"This is a thriller with a lot of depth," Bier says. "It is a thriller about a marriage, the things you don't know about a person." She lets that notion hang there a moment, and that knowing smile her face again. "I love watching a series where you are seduced into thinking one thing."
Like all tightly woven thrillers, secrets abound. "You can always find a truthful way of acting in a certain moment, even if you're hiding stuff," Bier notes. "And I think part of what is interesting about this sort of layer upon layer upon layer is the fact that you might show certain layers, but not all of them. And that doesn't mean they don't exist."
She allows the audience moments of silence to interpret action, and she gives actors latitude to improvise. Kidman "was doing something that was never there," Bier says. "And I'd never seen coming, which was thoroughly fascinating."
Lingering shots of faces, a signature Bier touch, appear throughout. "I've been fascinated, ever since I went to film school, by a close-up of a human face," she says, singling out Kidman for particular praise. "You can see everything on her face."
Bier has worked steadily since film school as a writer, producer and director. She won an Oscar in 2011 as the director of In a Better World, named Best Foreign Language Film, and an Emmy in 2016 for directing AMC's The Night Manager. Even so, she's had meetings where she thought, "They would never have spoken to a man like that."
For decades, she did what most women have done: she let it slide. But then, "#MeToo hit me on a deep level," Bier says. Now, rather than stay quiet, she speaks up if someone slights her. "Women were taught to not brag. I know I am good at what I do, but I don't have the same way of talking about it."
Confident in her art, Bier maintains, "The only way to create anything really great, the only way to do a very successful miniseries, is to have a singular point of view."
After wrapping The Undoing, she planned to recharge before tackling her next project. "As long as I feel it is irresistible, I am going to continue doing it," she says. "Awards are wonderful and gratifying, but you don't do it for that. You have got to be willing to take a risk."

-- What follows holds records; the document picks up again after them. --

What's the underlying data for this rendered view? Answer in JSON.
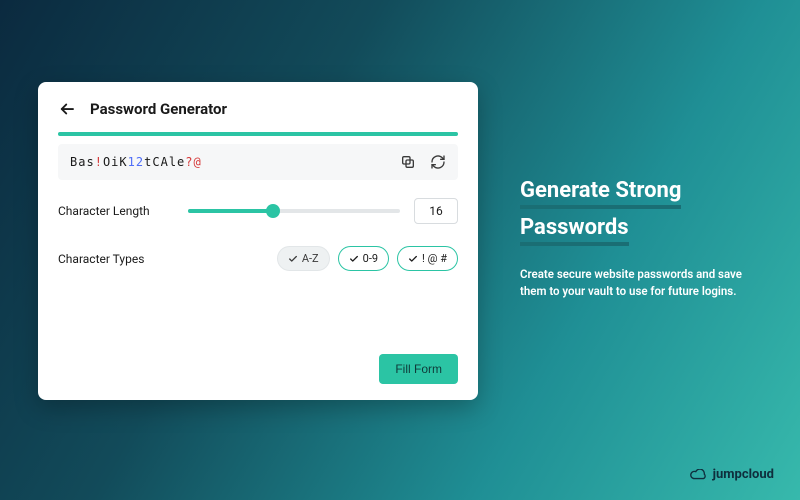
{
  "accent": "#2bc4a4",
  "card": {
    "title": "Password Generator",
    "password": "Bas!OiK12tCAle?@",
    "length_label": "Character Length",
    "length_value": "16",
    "types_label": "Character Types",
    "chips": [
      {
        "label": "A-Z",
        "on": false
      },
      {
        "label": "0-9",
        "on": true
      },
      {
        "label": "! @ #",
        "on": true
      }
    ],
    "fill_button": "Fill Form"
  },
  "promo": {
    "title_line1": "Generate Strong",
    "title_line2": "Passwords",
    "subtitle": "Create secure website passwords and save them to your vault to use for future logins."
  },
  "brand": "jumpcloud"
}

This article originally appeared in emmy magazine, Issue No. 11, 2020